Gimenez’s old school was quite different from Lamar’s. 

“It was a Catholic school and we had nuns and stuff walking around and those were like our teachers apart from our actual teachers. Everybody was really respectful, the teachers were really respectful. It’s definitely different because the classes are a lot bigger over there like here you have 25 at most, over there you have like almost 40-45 kids in one classroom,” she said.

Even though her school was very different, some things were similar as well. 

“I remember that we had uniforms but the difference is that it wasn’t a public school it was a private school. We had a cafeteria as well as a little house outside which is also part of the school. It is called ‘la cantina’. It’s like the school store except you could buy empanadas and tequenos and little appetizers that you could buy in big quantities and I thought that was really cool,” Gimenez said.

Gimenez, who was born in Barquisimeto, Venezuela talked about her background and how she came to live in America so young and the things that helped her to feel more at home while adjusting to her new life.  

“My parents finalized their divorce and my dad got custody of me so I moved to Houston, Texas permanently about June of this year,” Gimenez said. “I had the great opportunity to move to Miami and there are a lot of Hispanics down there…What made me feel more at home was still getting to eat my favorite foods like arepas which is one of our main dishes. I feel very grateful for having that opportunity.”

Yasaman Dida, a senior who was born in Iran, moved here almost three years ago.

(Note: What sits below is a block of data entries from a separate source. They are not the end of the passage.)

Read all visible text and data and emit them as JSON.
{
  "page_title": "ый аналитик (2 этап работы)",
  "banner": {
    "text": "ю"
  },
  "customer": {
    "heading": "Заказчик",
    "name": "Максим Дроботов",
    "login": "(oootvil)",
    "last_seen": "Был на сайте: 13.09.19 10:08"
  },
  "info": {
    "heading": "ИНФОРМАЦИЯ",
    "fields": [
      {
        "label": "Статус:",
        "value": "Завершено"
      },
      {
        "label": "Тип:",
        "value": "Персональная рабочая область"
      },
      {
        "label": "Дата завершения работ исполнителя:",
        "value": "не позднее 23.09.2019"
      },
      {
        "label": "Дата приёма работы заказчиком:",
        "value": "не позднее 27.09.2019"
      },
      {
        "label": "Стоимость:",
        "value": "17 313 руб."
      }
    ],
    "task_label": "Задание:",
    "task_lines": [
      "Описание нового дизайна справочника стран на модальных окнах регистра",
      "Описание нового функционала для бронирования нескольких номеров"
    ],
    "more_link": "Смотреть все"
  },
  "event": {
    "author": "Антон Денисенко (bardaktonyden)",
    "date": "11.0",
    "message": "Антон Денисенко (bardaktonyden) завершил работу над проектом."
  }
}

“In Iran we have only boys or only girls schools and we have a very strict dress code. We have to cover our hair and wear long covers.The hours are less than here. We would only be in school from seven to one. We have courses but we don’t have those courses everyday. We are at a more advanced level of math and science and language so it was very stressful as well as the tests we are required to take part in even if they are not mandatory by the school, something similar to the SAT’s,” Dida said.

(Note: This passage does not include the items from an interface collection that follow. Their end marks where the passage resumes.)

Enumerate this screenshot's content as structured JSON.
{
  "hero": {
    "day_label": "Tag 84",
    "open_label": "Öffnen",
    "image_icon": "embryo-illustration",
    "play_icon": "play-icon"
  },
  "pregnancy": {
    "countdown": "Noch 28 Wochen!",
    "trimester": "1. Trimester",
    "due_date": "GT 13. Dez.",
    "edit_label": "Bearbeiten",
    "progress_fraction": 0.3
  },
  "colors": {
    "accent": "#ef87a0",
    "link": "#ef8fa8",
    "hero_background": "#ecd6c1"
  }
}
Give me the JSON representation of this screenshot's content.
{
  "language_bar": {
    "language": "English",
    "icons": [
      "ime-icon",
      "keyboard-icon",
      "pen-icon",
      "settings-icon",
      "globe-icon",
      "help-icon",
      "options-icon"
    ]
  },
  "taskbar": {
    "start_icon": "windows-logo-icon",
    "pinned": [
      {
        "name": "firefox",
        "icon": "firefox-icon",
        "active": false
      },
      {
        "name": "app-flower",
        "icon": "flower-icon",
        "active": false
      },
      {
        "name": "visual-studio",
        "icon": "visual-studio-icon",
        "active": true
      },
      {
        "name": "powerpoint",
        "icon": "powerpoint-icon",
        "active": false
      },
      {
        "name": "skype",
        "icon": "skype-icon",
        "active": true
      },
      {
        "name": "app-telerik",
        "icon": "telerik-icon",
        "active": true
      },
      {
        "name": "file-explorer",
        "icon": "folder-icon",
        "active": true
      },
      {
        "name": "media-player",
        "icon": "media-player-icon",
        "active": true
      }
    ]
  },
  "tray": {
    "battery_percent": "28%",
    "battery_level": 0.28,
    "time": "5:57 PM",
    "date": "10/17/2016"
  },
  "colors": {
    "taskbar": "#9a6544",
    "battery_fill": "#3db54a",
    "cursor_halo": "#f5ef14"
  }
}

The dress code at Dida’s school in Iran was a lot more strict, conservative and traditional. 

“The coverings that we wear are called ‘Hijab.’ However the covering rules vary from country to country, in my country you only have the scarf on your head and it’s okay if part of your hair is showing. Your body, no your body can’t be showing. Right now fashion in my country got a little bit more ‘in trend’. People are starting to wear more long coats and coverings and a long pair of jeans,” Dida said.

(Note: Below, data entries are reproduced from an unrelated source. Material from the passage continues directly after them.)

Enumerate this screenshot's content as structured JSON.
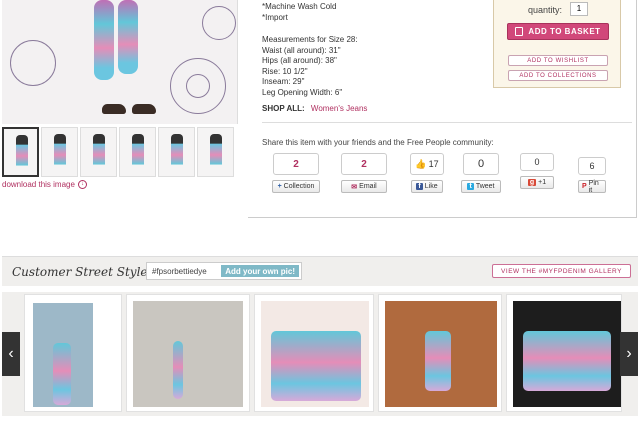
{
  "product": {
    "care": [
      "*Machine Wash Cold",
      "*Import"
    ],
    "measurements": [
      "Measurements for Size 28:",
      "Waist (all around): 31\"",
      "Hips (all around): 38\"",
      "Rise: 10 1/2\"",
      "Inseam: 29\"",
      "Leg Opening Width: 6\""
    ],
    "shop_all_label": "SHOP ALL:",
    "shop_all_link": "Women's Jeans"
  },
  "purchase": {
    "quantity_label": "quantity:",
    "quantity_value": "1",
    "add_to_basket": "ADD TO BASKET",
    "add_to_wishlist": "ADD TO WISHLIST",
    "add_to_collections": "ADD TO COLLECTIONS"
  },
  "gallery": {
    "download_label": "download this image",
    "thumbnail_count": 6
  },
  "share": {
    "prompt": "Share this item with your friends and the Free People community:",
    "items": [
      {
        "count": "2",
        "label": "Collection",
        "icon": "plus-icon"
      },
      {
        "count": "2",
        "label": "Email",
        "icon": "mail-icon"
      },
      {
        "count": "17",
        "label": "Like",
        "icon": "facebook-icon"
      },
      {
        "count": "0",
        "label": "Tweet",
        "icon": "twitter-icon"
      },
      {
        "count": "0",
        "label": "+1",
        "icon": "googleplus-icon"
      },
      {
        "count": "6",
        "label": "Pin it",
        "icon": "pinterest-icon"
      }
    ]
  },
  "street_style": {
    "title": "Customer Street Style",
    "hashtag": "#fpsorbettiedye",
    "add_pic": "Add your own pic!",
    "gallery_link": "VIEW THE #MYFPDENIM GALLERY",
    "prev_arrow": "‹",
    "next_arrow": "›"
  },
  "colors": {
    "accent": "#b03060",
    "basket_button": "#d1487a",
    "basket_box": "#fbf6e9",
    "add_pic": "#7fb9c7"
  }
}
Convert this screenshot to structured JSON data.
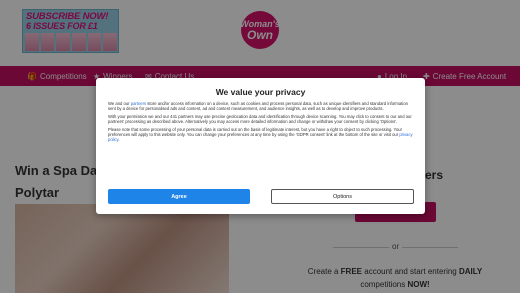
{
  "header": {
    "promo": {
      "line1": "SUBSCRIBE NOW!",
      "line2": "6 ISSUES FOR £1"
    },
    "logo": {
      "line1": "Woman's",
      "line2": "Own"
    }
  },
  "nav": {
    "items": [
      {
        "label": "Competitions",
        "icon": "gift-icon"
      },
      {
        "label": "Winners",
        "icon": "trophy-icon"
      },
      {
        "label": "Contact Us",
        "icon": "mail-icon"
      },
      {
        "label": "Log In",
        "icon": "user-icon"
      },
      {
        "label": "Create Free Account",
        "icon": "user-plus-icon"
      }
    ]
  },
  "article": {
    "title": "Win a Spa Day with Polytar"
  },
  "sidebar": {
    "title": "...ers",
    "or_text": "or",
    "create_prefix": "Create a ",
    "create_free": "FREE",
    "create_middle": " account and start entering ",
    "create_daily": "DAILY",
    "create_suffix": " competitions ",
    "create_now": "NOW!"
  },
  "consent": {
    "title": "We value your privacy",
    "p1_a": "We and our ",
    "p1_link": "partners",
    "p1_b": " store and/or access information on a device, such as cookies and process personal data, such as unique identifiers and standard information sent by a device for personalised ads and content, ad and content measurement, and audience insights, as well as to develop and improve products.",
    "p2": "With your permission we and our 441 partners may use precise geolocation data and identification through device scanning. You may click to consent to our and our partners' processing as described above. Alternatively you may access more detailed information and change or withdraw your consent by clicking 'Options'.",
    "p3_a": "Please note that some processing of your personal data is carried out on the basis of legitimate interest, but you have a right to object to such processing. Your preferences will apply to this website only. You can change your preferences at any time by using the 'GDPR consent' link at the bottom of the site or visit our ",
    "p3_link": "privacy policy",
    "p3_b": ".",
    "agree_label": "Agree",
    "options_label": "Options"
  }
}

Although Dida is enjoying her life in America getting to know new people and making new friends she still misses things that she used to do in her country.

“All of my family is there and everything that I know is there, everything that defines me is still there and I do miss the food culture you know sometimes. We just go hiking every friday. My friends and I used to hold some clubs. It was mostly a nonviolent protestant club for women called ‘White Wednesday,’” she said. “It was a protest for the mandatory covering that the women have to wear. But I mostly just miss the people.” 

Dida loves helping people and her community out in any way that she can.

“So I volunteer in food banks and communities that make food for the homeless. I help out with packaging and simple things like that. I’ll also help out animal shelters, it’s just simply walking the dogs, brushing them and making sure that they have food,” Dida said.

Moving to America was a bit of a rough adjustment for Dida and she explained that a lot of her first experiences were not the best.

“When I first came here my English was really bad so my insecurities really held me back from communicating with people. After one year my English got better,” Dida said. “Basically I just met a lot of new people that I have a lot in common with but at the same time I’m very different from. So that helps me to learn more about people and educate myself more.”